[Web page and app entries]
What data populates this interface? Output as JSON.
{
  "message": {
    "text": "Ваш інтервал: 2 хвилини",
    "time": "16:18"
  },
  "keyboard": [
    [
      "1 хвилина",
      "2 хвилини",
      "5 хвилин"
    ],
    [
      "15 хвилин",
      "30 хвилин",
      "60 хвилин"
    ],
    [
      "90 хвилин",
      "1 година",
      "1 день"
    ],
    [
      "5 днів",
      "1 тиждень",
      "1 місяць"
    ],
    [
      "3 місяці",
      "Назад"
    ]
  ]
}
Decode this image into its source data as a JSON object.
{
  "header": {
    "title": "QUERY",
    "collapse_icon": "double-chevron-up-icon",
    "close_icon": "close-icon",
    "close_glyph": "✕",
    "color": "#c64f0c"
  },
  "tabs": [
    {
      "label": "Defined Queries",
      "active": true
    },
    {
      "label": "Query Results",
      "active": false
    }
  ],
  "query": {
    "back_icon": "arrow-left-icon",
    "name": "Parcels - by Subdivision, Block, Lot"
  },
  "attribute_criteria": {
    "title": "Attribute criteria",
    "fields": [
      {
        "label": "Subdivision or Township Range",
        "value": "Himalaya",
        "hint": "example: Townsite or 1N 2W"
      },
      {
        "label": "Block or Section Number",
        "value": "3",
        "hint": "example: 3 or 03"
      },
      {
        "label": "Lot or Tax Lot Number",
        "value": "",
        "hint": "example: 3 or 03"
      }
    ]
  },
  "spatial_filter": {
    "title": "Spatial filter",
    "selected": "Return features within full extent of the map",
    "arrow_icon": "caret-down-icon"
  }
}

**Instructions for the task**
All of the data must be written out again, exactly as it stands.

**Your response**
What data populates this interface? Output as JSON.
{
  "message": {
    "text": "Ваш інтервал: 2 хвилини",
    "time": "16:18"
  },
  "keyboard": [
    [
      "1 хвилина",
      "2 хвилини",
      "5 хвилин"
    ],
    [
      "15 хвилин",
      "30 хвилин",
      "60 хвилин"
    ],
    [
      "90 хвилин",
      "1 година",
      "1 день"
    ],
    [
      "5 днів",
      "1 тиждень",
      "1 місяць"
    ],
    [
      "3 місяці",
      "Назад"
    ]
  ]
}
Decode this image into its source data as a JSON object.
{
  "header": {
    "title": "QUERY",
    "collapse_icon": "double-chevron-up-icon",
    "close_icon": "close-icon",
    "close_glyph": "✕",
    "color": "#c64f0c"
  },
  "tabs": [
    {
      "label": "Defined Queries",
      "active": true
    },
    {
      "label": "Query Results",
      "active": false
    }
  ],
  "query": {
    "back_icon": "arrow-left-icon",
    "name": "Parcels - by Subdivision, Block, Lot"
  },
  "attribute_criteria": {
    "title": "Attribute criteria",
    "fields": [
      {
        "label": "Subdivision or Township Range",
        "value": "Himalaya",
        "hint": "example: Townsite or 1N 2W"
      },
      {
        "label": "Block or Section Number",
        "value": "3",
        "hint": "example: 3 or 03"
      },
      {
        "label": "Lot or Tax Lot Number",
        "value": "",
        "hint": "example: 3 or 03"
      }
    ]
  },
  "spatial_filter": {
    "title": "Spatial filter",
    "selected": "Return features within full extent of the map",
    "arrow_icon": "caret-down-icon"
  }
}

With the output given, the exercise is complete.